[Stored data]
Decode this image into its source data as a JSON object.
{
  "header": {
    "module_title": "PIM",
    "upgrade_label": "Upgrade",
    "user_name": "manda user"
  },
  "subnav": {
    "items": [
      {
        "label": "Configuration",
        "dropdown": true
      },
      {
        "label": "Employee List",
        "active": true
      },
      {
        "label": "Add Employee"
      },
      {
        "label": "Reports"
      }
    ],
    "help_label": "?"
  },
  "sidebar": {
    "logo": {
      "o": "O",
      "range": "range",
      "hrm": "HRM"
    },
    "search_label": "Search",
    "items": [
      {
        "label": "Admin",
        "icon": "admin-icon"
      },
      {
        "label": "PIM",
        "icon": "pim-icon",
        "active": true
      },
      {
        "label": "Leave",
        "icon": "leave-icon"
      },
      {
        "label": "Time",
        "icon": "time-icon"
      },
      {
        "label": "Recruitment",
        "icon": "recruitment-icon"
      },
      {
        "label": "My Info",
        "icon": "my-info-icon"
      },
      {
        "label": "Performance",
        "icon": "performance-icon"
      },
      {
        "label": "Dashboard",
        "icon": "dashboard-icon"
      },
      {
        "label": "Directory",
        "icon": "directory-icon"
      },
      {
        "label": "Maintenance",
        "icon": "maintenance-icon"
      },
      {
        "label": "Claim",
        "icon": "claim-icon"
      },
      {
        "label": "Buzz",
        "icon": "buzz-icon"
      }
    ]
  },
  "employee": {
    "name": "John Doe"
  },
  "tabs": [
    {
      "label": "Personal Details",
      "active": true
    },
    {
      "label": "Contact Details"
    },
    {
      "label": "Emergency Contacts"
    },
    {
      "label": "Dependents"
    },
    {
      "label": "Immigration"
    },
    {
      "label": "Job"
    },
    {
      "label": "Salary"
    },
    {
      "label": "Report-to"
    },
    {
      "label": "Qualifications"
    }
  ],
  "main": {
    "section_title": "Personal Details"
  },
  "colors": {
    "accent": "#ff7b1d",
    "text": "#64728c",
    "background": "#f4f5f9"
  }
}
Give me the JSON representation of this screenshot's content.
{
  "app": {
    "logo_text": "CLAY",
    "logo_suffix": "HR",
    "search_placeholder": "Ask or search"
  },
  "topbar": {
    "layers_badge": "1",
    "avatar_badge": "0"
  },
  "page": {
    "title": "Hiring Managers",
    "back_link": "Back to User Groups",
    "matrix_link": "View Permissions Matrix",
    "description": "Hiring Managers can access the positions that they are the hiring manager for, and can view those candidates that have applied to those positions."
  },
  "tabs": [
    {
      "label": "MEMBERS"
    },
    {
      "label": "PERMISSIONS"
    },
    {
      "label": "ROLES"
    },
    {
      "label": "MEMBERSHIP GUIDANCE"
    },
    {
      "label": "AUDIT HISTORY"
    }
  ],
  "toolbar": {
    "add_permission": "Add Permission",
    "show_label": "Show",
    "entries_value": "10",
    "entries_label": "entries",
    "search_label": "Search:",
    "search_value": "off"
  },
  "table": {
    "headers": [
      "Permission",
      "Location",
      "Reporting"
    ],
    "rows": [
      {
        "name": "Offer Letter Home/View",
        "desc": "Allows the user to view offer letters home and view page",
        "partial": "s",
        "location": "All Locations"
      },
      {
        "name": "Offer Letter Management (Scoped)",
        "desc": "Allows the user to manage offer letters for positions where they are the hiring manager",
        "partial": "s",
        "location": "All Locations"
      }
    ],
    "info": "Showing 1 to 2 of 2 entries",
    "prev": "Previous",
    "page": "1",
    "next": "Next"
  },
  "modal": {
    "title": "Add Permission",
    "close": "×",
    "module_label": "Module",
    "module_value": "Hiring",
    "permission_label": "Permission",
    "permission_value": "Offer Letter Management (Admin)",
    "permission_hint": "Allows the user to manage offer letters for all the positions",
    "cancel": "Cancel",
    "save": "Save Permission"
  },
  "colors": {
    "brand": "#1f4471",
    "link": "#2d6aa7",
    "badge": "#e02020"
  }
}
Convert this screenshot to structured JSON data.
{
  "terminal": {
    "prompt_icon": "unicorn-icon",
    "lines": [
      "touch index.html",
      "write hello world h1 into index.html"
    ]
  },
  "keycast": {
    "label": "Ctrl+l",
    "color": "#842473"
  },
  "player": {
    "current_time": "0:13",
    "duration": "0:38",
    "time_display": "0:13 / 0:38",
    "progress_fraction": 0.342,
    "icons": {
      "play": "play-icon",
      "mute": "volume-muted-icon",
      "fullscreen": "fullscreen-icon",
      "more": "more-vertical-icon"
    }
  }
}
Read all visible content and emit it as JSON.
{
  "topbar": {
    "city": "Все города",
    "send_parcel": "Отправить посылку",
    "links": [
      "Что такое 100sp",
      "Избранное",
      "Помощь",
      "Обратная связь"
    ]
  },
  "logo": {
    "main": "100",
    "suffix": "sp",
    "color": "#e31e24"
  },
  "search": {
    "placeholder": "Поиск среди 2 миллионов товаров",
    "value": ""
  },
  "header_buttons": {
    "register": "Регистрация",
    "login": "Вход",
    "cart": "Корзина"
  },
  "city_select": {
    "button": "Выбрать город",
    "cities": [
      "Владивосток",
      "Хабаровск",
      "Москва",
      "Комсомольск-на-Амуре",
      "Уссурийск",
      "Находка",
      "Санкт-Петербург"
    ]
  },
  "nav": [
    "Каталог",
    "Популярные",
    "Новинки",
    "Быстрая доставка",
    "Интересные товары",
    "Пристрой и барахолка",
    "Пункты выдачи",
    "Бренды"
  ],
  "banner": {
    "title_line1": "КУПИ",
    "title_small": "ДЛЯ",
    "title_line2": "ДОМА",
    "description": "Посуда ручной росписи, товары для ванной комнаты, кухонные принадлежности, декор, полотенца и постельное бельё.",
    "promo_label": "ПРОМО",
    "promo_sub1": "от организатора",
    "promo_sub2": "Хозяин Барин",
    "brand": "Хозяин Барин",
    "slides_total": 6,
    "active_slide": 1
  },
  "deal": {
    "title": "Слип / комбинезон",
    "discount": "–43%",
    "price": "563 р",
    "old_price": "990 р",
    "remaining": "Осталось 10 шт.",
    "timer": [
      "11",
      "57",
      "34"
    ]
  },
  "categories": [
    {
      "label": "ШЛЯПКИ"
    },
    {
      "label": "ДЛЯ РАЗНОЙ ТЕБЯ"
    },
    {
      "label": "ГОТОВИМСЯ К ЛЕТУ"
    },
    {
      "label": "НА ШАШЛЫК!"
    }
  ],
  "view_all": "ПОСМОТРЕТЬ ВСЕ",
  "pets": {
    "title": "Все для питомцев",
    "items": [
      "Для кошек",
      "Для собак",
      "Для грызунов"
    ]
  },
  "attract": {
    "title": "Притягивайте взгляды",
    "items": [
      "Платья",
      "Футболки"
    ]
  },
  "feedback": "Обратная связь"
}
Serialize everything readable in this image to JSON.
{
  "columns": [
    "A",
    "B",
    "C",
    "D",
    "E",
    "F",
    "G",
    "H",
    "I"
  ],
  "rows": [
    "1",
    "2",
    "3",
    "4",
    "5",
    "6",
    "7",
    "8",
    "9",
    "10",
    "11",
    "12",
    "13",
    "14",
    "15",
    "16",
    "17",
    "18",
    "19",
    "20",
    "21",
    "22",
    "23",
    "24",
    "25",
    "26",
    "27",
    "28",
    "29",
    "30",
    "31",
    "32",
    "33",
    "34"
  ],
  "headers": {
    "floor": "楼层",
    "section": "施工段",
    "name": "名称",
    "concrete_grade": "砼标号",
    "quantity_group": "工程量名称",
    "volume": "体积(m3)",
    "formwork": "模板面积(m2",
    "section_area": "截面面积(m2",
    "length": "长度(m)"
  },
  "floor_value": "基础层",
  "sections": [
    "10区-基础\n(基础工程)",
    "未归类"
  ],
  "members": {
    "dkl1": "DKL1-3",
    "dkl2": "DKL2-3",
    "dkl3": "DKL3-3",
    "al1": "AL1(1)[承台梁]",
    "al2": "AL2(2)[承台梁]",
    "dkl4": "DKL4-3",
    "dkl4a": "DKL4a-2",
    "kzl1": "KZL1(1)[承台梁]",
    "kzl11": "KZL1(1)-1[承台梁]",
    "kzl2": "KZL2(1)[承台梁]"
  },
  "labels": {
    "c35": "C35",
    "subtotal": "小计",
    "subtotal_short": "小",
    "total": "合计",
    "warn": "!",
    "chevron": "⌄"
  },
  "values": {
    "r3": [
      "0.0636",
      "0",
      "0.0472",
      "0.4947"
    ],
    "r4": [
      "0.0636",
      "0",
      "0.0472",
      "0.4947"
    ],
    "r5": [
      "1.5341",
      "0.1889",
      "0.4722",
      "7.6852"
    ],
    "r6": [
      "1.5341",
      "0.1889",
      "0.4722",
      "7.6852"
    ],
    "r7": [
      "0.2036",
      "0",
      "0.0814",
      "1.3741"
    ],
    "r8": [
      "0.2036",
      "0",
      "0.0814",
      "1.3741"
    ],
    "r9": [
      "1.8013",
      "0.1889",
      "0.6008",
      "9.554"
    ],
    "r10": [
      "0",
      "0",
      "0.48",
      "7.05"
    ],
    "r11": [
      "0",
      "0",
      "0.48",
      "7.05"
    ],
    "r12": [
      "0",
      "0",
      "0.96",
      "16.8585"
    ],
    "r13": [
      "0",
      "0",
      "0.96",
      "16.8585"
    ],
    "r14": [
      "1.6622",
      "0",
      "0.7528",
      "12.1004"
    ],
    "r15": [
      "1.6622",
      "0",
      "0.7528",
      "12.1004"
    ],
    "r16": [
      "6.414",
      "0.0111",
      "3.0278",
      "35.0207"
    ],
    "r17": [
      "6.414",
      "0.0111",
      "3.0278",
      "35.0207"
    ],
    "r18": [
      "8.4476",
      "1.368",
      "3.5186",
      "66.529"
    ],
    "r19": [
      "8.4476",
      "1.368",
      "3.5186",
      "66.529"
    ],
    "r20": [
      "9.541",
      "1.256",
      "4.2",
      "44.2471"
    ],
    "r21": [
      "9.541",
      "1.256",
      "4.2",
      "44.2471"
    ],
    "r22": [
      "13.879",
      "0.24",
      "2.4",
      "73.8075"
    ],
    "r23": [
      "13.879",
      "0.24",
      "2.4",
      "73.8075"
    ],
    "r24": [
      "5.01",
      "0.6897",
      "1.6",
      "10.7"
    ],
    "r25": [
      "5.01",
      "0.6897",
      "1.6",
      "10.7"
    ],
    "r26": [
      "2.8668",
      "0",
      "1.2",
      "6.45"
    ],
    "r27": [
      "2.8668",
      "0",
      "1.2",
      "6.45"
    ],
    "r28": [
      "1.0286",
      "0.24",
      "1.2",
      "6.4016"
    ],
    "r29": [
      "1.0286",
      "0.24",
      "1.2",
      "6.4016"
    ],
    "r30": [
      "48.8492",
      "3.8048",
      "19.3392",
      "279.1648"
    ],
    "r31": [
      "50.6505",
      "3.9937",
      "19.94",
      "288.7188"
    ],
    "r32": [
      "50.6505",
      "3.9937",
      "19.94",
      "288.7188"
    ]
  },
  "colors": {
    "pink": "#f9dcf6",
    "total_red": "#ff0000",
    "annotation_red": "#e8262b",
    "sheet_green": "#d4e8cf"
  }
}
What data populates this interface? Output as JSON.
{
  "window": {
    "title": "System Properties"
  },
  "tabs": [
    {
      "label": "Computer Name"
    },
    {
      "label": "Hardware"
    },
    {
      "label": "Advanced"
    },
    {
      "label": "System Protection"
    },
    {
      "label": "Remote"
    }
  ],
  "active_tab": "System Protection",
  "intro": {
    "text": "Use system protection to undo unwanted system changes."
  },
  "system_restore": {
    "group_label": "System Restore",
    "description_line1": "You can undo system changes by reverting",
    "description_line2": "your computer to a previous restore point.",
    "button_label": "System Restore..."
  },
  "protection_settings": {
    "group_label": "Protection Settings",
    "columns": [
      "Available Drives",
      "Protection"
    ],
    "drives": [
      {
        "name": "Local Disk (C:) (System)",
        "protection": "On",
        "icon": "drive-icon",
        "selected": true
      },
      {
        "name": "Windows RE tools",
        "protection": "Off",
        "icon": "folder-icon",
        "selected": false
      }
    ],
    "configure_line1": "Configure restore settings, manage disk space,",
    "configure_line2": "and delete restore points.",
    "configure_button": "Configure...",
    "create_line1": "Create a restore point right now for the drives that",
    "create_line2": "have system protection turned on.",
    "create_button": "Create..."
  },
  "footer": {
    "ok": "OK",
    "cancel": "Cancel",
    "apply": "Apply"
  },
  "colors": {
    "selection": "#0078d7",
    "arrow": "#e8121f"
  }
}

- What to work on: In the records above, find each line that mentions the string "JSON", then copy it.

- Output of the task:
Decode this image into its source data as a JSON object.
Give me the JSON representation of this screenshot's content.
Convert this screenshot to structured JSON data.
Read all visible content and emit it as JSON.
Serialize everything readable in this image to JSON.
What data populates this interface? Output as JSON.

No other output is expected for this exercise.